Exercise directions. The answer must consist of each line of the records below that contains the string "list".

Records excerpted from a collection.
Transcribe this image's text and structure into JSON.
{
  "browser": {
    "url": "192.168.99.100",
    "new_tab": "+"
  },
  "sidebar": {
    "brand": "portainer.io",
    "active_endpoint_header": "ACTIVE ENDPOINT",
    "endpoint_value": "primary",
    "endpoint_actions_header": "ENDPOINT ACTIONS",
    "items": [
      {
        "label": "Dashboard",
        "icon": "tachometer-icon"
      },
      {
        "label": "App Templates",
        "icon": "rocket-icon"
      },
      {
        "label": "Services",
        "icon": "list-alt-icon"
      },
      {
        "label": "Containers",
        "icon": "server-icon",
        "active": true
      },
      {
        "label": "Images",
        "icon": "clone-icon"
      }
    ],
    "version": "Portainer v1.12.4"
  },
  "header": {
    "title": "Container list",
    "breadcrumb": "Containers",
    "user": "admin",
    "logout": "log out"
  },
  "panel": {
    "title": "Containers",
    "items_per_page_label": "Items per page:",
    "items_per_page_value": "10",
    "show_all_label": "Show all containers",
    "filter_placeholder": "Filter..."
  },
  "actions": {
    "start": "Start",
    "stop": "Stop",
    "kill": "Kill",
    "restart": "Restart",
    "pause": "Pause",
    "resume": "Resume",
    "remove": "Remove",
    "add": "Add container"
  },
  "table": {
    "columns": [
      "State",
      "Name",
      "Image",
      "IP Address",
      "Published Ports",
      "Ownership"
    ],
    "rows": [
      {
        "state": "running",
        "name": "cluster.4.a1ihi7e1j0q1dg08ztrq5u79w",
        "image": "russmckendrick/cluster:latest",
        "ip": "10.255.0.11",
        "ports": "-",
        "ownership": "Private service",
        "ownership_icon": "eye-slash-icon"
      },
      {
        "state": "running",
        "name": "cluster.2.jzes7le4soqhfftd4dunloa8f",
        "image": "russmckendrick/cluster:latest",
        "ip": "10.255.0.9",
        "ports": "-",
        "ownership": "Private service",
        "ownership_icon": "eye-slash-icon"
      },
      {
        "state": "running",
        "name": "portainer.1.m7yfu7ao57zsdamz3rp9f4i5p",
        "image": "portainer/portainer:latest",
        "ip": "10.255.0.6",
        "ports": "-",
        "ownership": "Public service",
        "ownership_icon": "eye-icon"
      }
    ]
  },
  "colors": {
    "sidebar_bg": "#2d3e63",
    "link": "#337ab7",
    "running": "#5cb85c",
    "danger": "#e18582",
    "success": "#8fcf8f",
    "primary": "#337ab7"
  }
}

Reply.
        "icon": "list-alt-icon"
    "title": "Container list",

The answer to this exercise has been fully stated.